##### GIVEN DATA
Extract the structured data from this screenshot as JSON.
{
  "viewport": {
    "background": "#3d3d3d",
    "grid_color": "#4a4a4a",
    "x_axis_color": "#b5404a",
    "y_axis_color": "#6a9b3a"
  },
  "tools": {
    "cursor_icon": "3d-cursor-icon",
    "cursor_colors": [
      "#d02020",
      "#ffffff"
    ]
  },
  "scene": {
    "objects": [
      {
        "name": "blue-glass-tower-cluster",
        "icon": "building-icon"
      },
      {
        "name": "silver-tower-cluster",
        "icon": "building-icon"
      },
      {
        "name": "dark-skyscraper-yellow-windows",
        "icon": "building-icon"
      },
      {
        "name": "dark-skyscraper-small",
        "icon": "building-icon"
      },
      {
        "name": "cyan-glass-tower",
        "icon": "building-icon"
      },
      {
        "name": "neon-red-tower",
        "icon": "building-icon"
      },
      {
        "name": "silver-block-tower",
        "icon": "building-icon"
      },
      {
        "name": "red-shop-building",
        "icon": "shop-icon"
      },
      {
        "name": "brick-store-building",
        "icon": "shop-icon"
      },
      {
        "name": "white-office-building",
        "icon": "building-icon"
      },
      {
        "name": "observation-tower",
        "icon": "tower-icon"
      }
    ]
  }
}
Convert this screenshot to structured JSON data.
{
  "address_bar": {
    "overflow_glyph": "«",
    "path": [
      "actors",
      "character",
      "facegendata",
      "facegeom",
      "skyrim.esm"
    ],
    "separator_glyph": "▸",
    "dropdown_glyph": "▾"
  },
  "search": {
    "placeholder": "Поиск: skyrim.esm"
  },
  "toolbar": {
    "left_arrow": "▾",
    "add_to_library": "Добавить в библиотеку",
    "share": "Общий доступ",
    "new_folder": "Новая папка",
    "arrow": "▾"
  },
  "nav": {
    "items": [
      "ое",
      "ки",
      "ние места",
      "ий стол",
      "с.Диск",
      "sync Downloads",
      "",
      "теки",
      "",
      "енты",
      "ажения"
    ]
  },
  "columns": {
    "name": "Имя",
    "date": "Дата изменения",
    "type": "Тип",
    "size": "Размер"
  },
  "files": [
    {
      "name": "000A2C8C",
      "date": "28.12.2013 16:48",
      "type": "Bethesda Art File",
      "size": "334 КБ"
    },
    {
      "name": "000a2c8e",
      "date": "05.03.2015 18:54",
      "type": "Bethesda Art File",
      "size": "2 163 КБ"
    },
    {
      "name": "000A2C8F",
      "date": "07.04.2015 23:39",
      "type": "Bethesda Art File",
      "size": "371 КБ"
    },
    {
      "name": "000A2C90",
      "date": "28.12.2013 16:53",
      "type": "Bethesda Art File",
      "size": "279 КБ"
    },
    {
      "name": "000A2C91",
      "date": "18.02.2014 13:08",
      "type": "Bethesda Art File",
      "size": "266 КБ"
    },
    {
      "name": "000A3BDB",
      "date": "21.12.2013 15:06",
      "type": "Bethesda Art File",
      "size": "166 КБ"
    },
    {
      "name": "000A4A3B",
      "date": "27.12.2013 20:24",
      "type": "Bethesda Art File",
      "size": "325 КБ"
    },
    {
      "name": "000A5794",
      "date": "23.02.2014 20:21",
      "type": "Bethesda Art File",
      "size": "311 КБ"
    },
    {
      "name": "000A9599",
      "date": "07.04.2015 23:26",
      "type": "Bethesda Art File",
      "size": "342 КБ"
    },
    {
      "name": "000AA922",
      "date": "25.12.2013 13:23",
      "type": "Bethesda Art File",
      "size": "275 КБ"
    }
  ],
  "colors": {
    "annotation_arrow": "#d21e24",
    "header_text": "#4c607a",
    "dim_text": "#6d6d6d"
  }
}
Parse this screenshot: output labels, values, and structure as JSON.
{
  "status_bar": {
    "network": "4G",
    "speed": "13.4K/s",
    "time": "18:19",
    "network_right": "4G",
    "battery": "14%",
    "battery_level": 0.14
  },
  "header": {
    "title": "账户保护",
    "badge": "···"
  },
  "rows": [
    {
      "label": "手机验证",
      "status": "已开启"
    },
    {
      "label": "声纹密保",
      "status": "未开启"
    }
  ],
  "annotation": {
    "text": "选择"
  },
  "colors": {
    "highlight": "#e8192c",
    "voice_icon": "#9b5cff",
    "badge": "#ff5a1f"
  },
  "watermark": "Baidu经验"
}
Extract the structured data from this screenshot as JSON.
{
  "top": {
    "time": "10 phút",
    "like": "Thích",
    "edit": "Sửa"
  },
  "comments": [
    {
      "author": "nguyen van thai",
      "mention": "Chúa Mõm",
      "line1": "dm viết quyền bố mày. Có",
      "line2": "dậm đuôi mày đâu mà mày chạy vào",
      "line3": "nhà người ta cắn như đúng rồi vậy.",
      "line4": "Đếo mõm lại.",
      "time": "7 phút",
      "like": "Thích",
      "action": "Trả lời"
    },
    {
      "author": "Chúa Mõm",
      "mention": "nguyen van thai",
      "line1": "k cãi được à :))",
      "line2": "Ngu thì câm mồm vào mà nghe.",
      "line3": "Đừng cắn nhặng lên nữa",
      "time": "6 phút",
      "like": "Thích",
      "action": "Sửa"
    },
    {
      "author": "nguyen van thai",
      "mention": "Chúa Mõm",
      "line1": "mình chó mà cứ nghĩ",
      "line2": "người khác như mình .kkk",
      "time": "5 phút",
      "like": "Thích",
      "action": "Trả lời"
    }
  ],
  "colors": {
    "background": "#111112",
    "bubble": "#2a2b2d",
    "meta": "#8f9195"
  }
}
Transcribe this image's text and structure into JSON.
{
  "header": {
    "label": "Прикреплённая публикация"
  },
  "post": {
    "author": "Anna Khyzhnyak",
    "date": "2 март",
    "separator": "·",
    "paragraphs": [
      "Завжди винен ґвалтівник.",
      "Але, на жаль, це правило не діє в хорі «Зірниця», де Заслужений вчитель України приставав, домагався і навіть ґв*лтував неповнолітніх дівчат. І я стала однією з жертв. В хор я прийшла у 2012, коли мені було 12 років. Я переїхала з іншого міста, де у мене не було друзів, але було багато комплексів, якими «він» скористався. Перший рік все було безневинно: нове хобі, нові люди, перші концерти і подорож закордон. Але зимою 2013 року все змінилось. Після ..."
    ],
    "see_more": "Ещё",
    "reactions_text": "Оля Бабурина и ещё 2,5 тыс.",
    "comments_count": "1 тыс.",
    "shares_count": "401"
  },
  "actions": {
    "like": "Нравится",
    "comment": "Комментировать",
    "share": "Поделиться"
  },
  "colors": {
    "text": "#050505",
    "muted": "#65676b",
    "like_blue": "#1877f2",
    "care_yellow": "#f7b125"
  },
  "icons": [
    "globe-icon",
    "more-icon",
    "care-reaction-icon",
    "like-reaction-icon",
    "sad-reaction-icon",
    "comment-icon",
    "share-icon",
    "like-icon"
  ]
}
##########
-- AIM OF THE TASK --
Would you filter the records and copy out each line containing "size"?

-- ANSWER AREA --
    "size": "Размер"
      "size": "334 КБ"
      "size": "2 163 КБ"
      "size": "371 КБ"
      "size": "279 КБ"
      "size": "266 КБ"
      "size": "166 КБ"
      "size": "325 КБ"
      "size": "311 КБ"
      "size": "342 КБ"
      "size": "275 КБ"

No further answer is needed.